I will preface this by saying that I have no formal training in Mathematics. I've taken Calc 1 and a couple of Symbolic Logic classes. Forgive me if I butchered any terminology. However, this has been bugging me for a while, and I would like to know if anyone knows anything about this.

There seems to be a predictable pattern in the gaps between successive terms in series with prime exponents. This has been known for x^2 for a long time.

x^1== +1

x^2 == 2x+1

x^3 == [(x^2+x)(3)] +1

1+ (1^2+1) (3) +1 = 8

8 + (2^2+2) (3) +1 = 27

27 + (3^2+3) (3) +1= 64 ...

x^5== [(x^2+x)(x^2+x+1)(5)]+1

1+[(1^2+1)(1^2+1+1)(5)]+1=32

32 + (2^2+2)(2^2+2+1)(5)+1=243
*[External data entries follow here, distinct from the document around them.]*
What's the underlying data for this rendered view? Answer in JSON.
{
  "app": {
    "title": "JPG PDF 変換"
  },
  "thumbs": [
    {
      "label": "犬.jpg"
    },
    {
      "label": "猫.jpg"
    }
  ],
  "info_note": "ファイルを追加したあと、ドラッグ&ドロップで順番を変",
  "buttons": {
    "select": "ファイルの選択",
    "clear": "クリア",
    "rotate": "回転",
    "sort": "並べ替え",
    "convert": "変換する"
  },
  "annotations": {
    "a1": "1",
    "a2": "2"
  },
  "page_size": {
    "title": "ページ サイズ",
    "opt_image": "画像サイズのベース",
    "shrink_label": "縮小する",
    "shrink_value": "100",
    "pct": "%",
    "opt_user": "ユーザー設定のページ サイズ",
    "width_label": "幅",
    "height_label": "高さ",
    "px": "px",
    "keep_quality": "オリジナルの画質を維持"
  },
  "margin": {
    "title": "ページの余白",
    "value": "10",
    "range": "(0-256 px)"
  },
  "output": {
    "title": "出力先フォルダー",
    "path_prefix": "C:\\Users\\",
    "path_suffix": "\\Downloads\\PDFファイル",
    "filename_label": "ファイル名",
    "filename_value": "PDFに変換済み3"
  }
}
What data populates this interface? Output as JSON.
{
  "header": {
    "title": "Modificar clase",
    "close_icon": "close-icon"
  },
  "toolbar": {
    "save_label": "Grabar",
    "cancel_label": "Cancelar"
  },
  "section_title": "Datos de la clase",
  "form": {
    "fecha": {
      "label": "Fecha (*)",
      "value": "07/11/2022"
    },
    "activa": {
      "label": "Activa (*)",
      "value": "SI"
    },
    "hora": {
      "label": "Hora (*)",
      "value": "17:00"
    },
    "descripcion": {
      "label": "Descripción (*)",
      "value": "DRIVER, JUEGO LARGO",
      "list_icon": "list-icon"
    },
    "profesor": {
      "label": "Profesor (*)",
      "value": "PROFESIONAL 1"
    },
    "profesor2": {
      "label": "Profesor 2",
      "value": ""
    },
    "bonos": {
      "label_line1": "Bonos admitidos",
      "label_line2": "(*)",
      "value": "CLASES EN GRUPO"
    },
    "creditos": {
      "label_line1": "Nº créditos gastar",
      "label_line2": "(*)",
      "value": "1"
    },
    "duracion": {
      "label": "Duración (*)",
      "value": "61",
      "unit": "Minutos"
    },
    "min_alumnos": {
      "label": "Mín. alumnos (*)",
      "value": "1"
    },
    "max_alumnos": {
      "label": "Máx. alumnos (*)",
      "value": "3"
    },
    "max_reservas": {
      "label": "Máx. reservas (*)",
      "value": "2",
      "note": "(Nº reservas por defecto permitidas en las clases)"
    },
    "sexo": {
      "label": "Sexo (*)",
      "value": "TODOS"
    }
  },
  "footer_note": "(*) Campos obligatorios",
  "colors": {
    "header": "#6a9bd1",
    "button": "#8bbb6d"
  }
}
243+(3^2+3)(3^2+3+1)(5)+1=1024...

x^7 = {(x^2 + x) (x^2 + x + 1)^2 (7)} + 1

x^11 = {(x^2 + x) (x^2 + x +1) ((x^2 + x)^2 + (x^2 + x + 1)^3) (11)} + 1

x^13 = {(x^2 + x) (x^2 + x + 1)^2 (2 (x^2 + x)^2 + (x^2 + x + 1)^3) (13)} + 1

I have Mathematica notebooks with the computations for x^7,x^11, and x^13, verifying this up to x=100 and each series gap between successive members follows the pattern. However at x^17, I ran out of steam and cognitive resources. Prime factoring the [[gap term] -1] is how I started looking at the other series, and there is some frustratingly periodic behavior in the prime factors. Twin prime exponents are also connected in some way, but I cannot figure it out.

I have no idea what this means, if anything at all.